The Sanctity of Reason and Complementarity of Revelation in the Essais de Théodicée

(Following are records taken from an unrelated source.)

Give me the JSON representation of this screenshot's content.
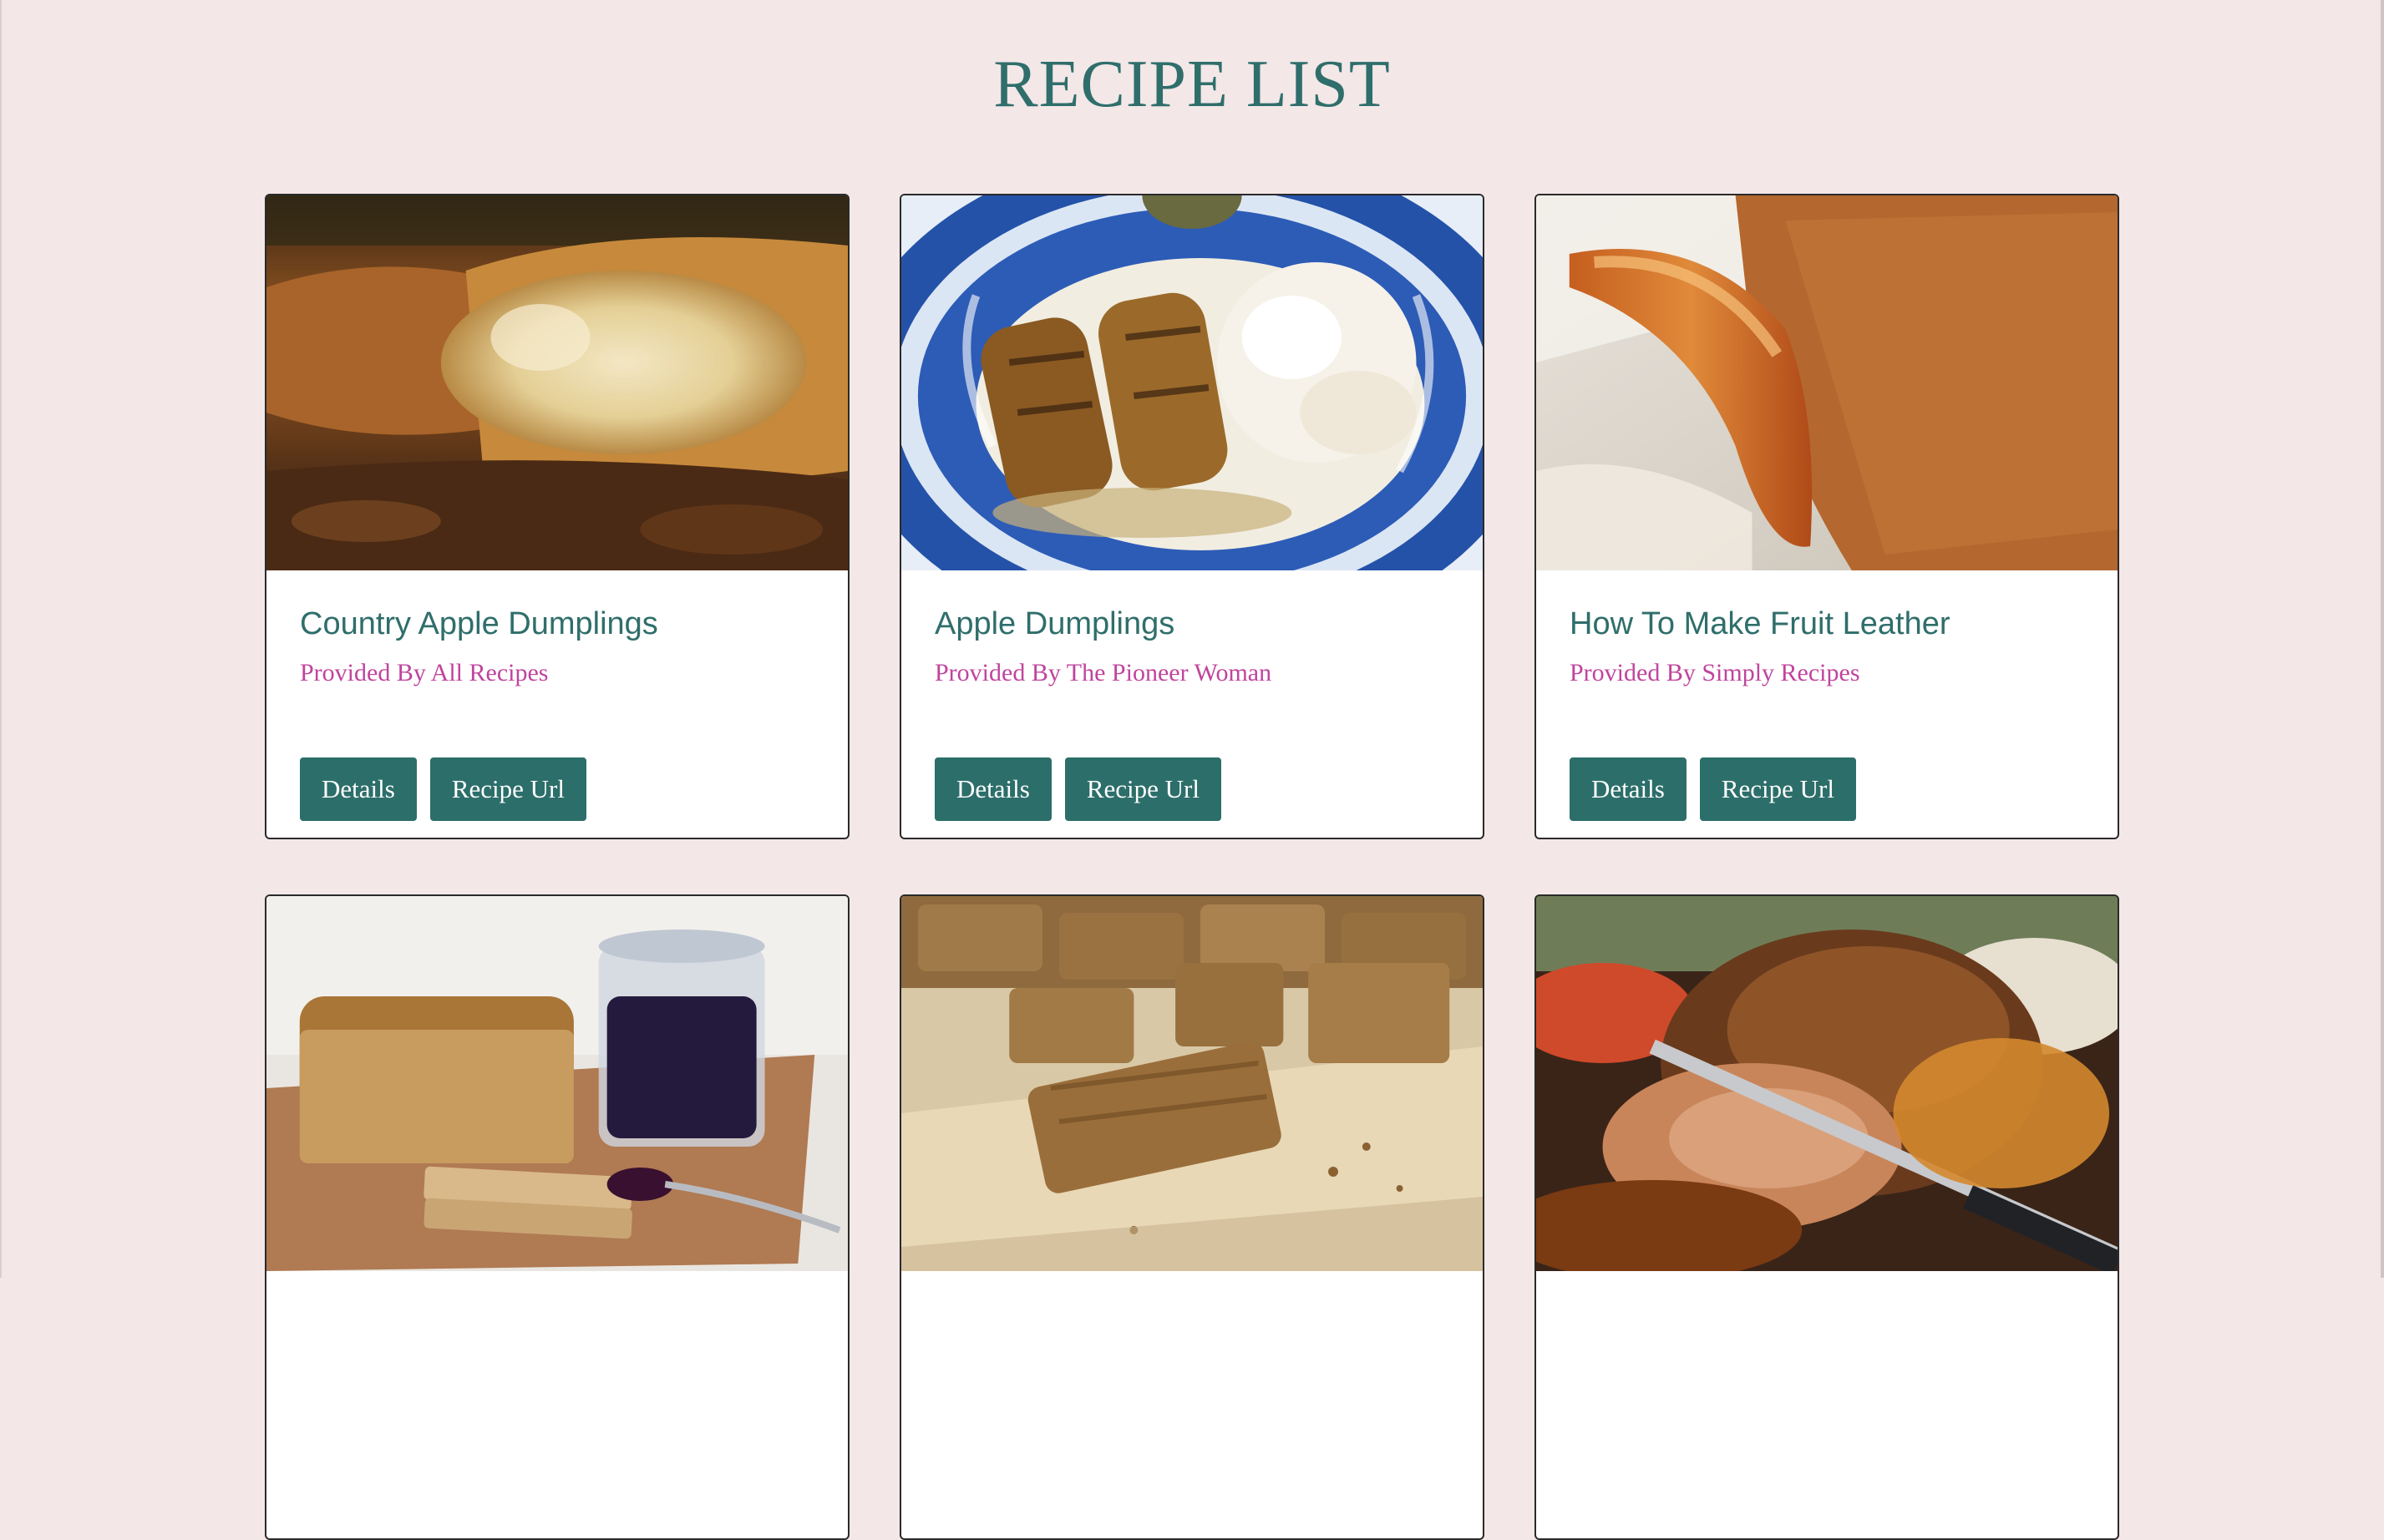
{
  "page": {
    "title": "RECIPE LIST",
    "accent_color": "#2f6e6b",
    "provider_color": "#c0449d",
    "background_color": "#f3e7e8"
  },
  "recipes": [
    {
      "title": "Country Apple Dumplings",
      "provider": "Provided By All Recipes",
      "image": "apple-dumpling-closeup-photo",
      "details_label": "Details",
      "url_label": "Recipe Url"
    },
    {
      "title": "Apple Dumplings",
      "provider": "Provided By The Pioneer Woman",
      "image": "apple-dumplings-blue-plate-photo",
      "details_label": "Details",
      "url_label": "Recipe Url"
    },
    {
      "title": "How To Make Fruit Leather",
      "provider": "Provided By Simply Recipes",
      "image": "fruit-leather-roll-photo",
      "details_label": "Details",
      "url_label": "Recipe Url"
    },
    {
      "title": "",
      "provider": "",
      "image": "bread-loaf-jam-jar-photo",
      "details_label": "",
      "url_label": ""
    },
    {
      "title": "",
      "provider": "",
      "image": "granola-bars-cutting-board-photo",
      "details_label": "",
      "url_label": ""
    },
    {
      "title": "",
      "provider": "",
      "image": "roast-pork-carving-photo",
      "details_label": "",
      "url_label": ""
    }
  ]
}
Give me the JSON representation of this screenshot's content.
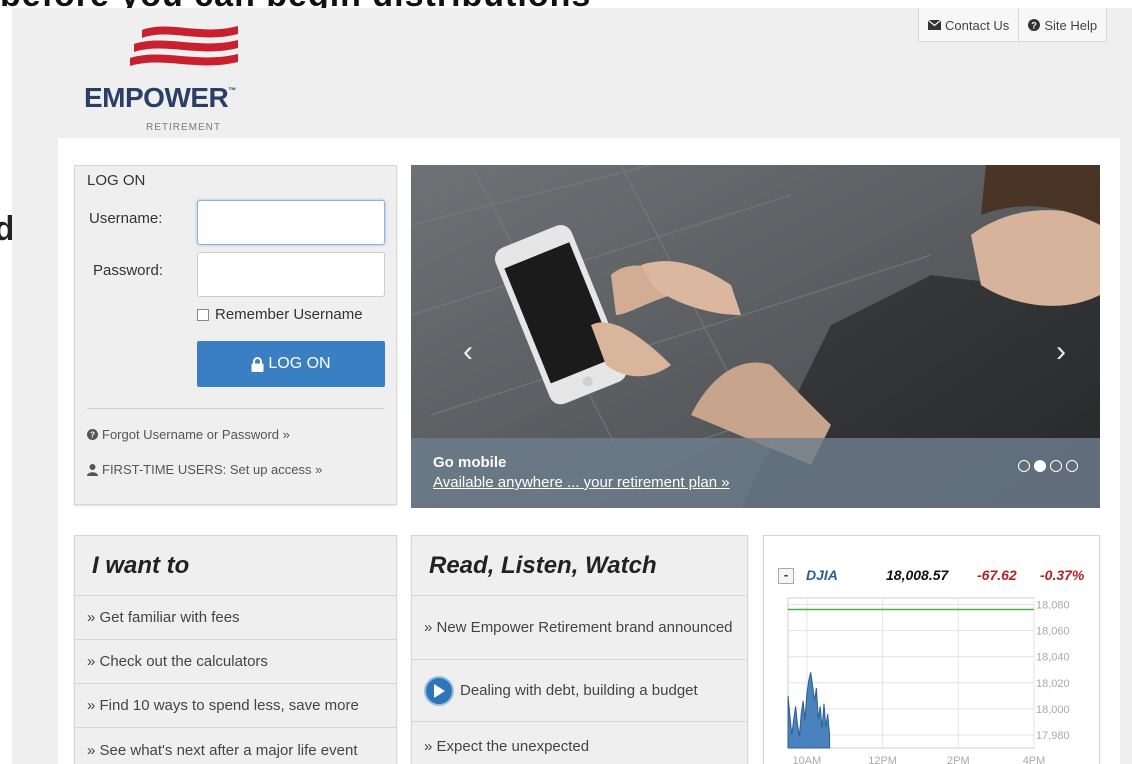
{
  "background": {
    "heading": "before you can begin distributions",
    "side_letter": "d"
  },
  "brand": {
    "name": "EMPOWER",
    "trademark": "™",
    "tagline": "RETIREMENT",
    "colors": {
      "navy": "#2b3f66",
      "red": "#c8202f",
      "button_blue": "#3a7fc2"
    }
  },
  "top_links": [
    {
      "label": "Contact Us",
      "icon": "envelope-icon"
    },
    {
      "label": "Site Help",
      "icon": "question-circle-icon"
    }
  ],
  "login": {
    "title": "LOG ON",
    "username_label": "Username:",
    "username_value": "",
    "password_label": "Password:",
    "password_value": "",
    "remember_label": "Remember Username",
    "remember_checked": false,
    "button_label": "LOG ON",
    "forgot_link": "Forgot Username or Password »",
    "first_time_link": "FIRST-TIME USERS: Set up access »"
  },
  "hero": {
    "title": "Go mobile",
    "link": "Available anywhere ... your retirement plan »",
    "slide_count": 4,
    "active_slide": 2
  },
  "i_want_to": {
    "title": "I want to",
    "items": [
      "» Get familiar with fees",
      "» Check out the calculators",
      "» Find 10 ways to spend less, save more",
      "» See what's next after a major life event"
    ]
  },
  "read_listen_watch": {
    "title": "Read, Listen, Watch",
    "items": [
      "» New Empower Retirement brand announced",
      "Dealing with debt, building a budget",
      "» Expect the unexpected"
    ]
  },
  "djia": {
    "collapse": "-",
    "symbol": "DJIA",
    "value": "18,008.57",
    "change": "-67.62",
    "percent": "-0.37%",
    "chart_data": {
      "type": "area",
      "y_ticks": [
        "18,080",
        "18,060",
        "18,040",
        "18,020",
        "18,000",
        "17,980"
      ],
      "x_ticks": [
        "10AM",
        "12PM",
        "2PM",
        "4PM"
      ],
      "ylim": [
        17970,
        18085
      ],
      "previous_close": 18076.19,
      "times": [
        9.5,
        9.55,
        9.6,
        9.65,
        9.7,
        9.75,
        9.8,
        9.85,
        9.9,
        9.95,
        10.0,
        10.05,
        10.1,
        10.15,
        10.2,
        10.25,
        10.3,
        10.35,
        10.4,
        10.45,
        10.5,
        10.55,
        10.6
      ],
      "values": [
        18010,
        17995,
        17980,
        17992,
        18002,
        17988,
        17979,
        17996,
        18006,
        17992,
        18012,
        18022,
        18028,
        18018,
        18006,
        18016,
        17992,
        18002,
        17985,
        18004,
        17986,
        17996,
        17980
      ],
      "colors": {
        "fill": "#4a82bd",
        "line": "#2c5f93",
        "prev_close": "#4caf50"
      }
    }
  }
}
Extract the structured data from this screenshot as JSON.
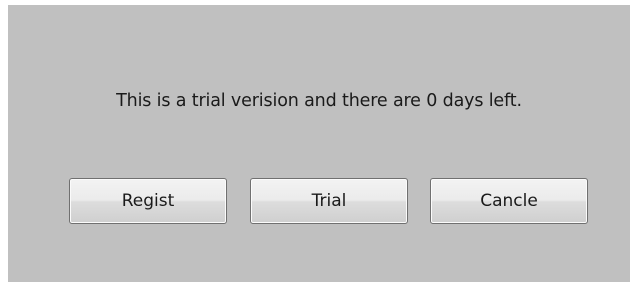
{
  "dialog": {
    "message": "This is a trial verision and there are 0 days left.",
    "buttons": {
      "regist": "Regist",
      "trial": "Trial",
      "cancle": "Cancle"
    }
  },
  "colors": {
    "dialog_background": "#c0c0c0",
    "button_border": "#707070",
    "text": "#1a1a1a"
  }
}
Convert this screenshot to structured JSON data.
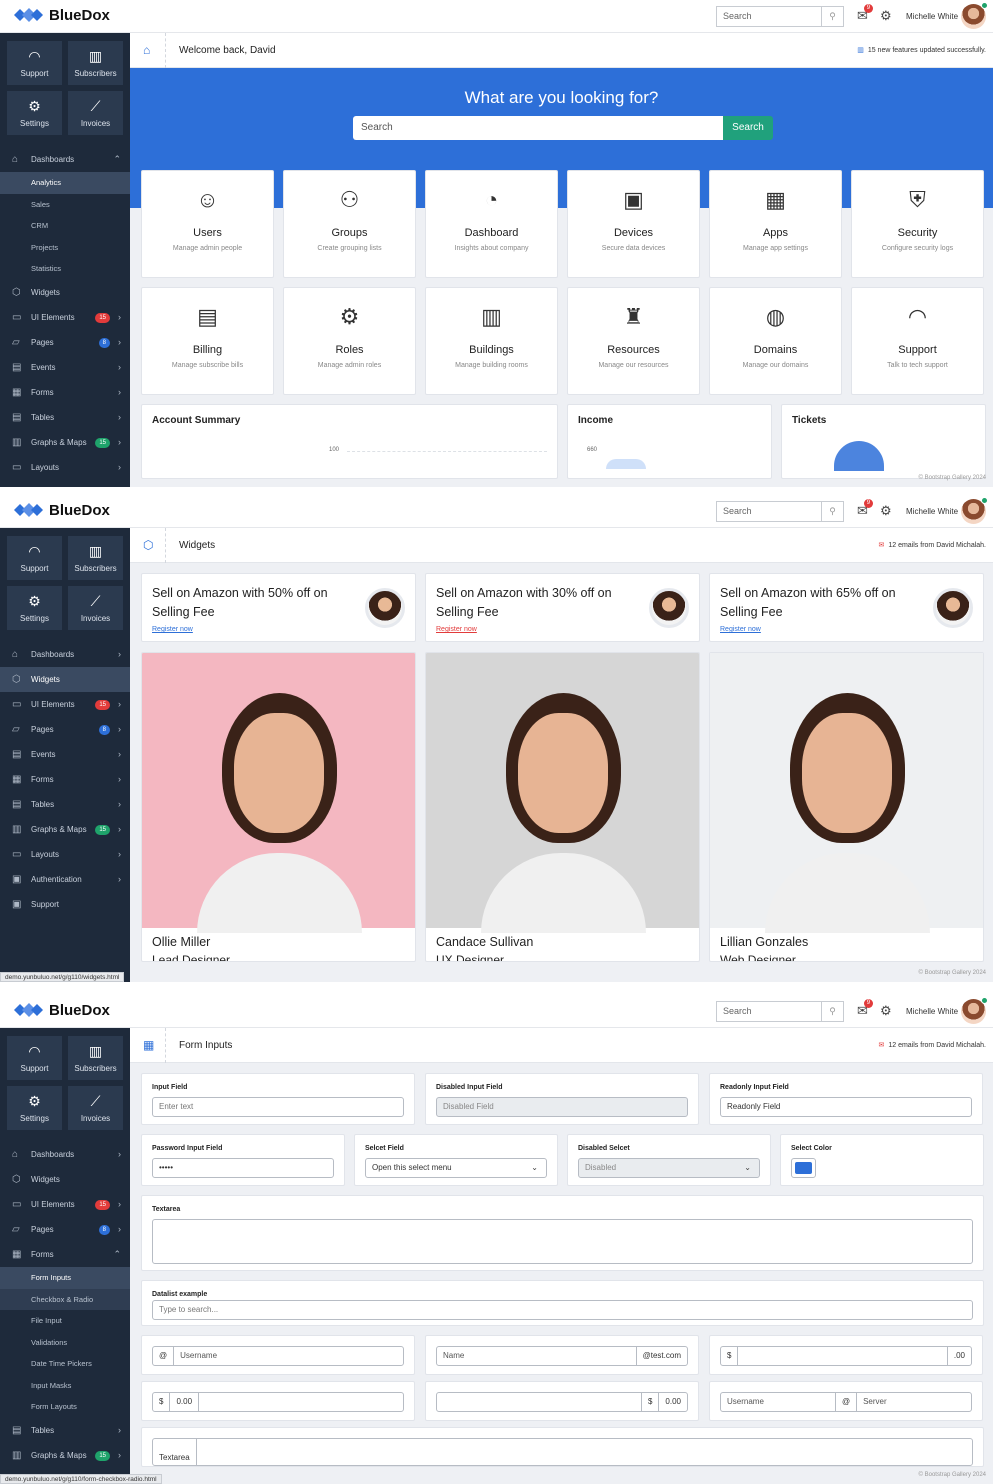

Aim of this article is to determine to what extent philosophy and ‘revealed message’ can be viewed separately in Leibniz’s Theodicy, in order to demonstrate that Leibniz’s texts seem to try to reconcile ‘reason’ and ‘revelation’, a complementarity justified by what can be called the ‘sanctity’ of reason. Leibniz’s reference to the ‘image of Divinity’ reveals that he refers to both ‘reason’ and ‘intelligence’, thus confirming his position in a well-rooted exegetical tradition that goes directly to the Late Classical concept of synderesis (συντήρησις). Although Leibniz does not explicitly use the term synderesis, he still refers to ‘pure reason’, a reason instilled in man by God and free of corruption. The conclusion in the last section examines some interesting passages in the Theodicy, § 91 and § 397, in which Leibniz deals with reason and original sin, and seems to hold that reason has somehow eluded the corrupting nature of original sin.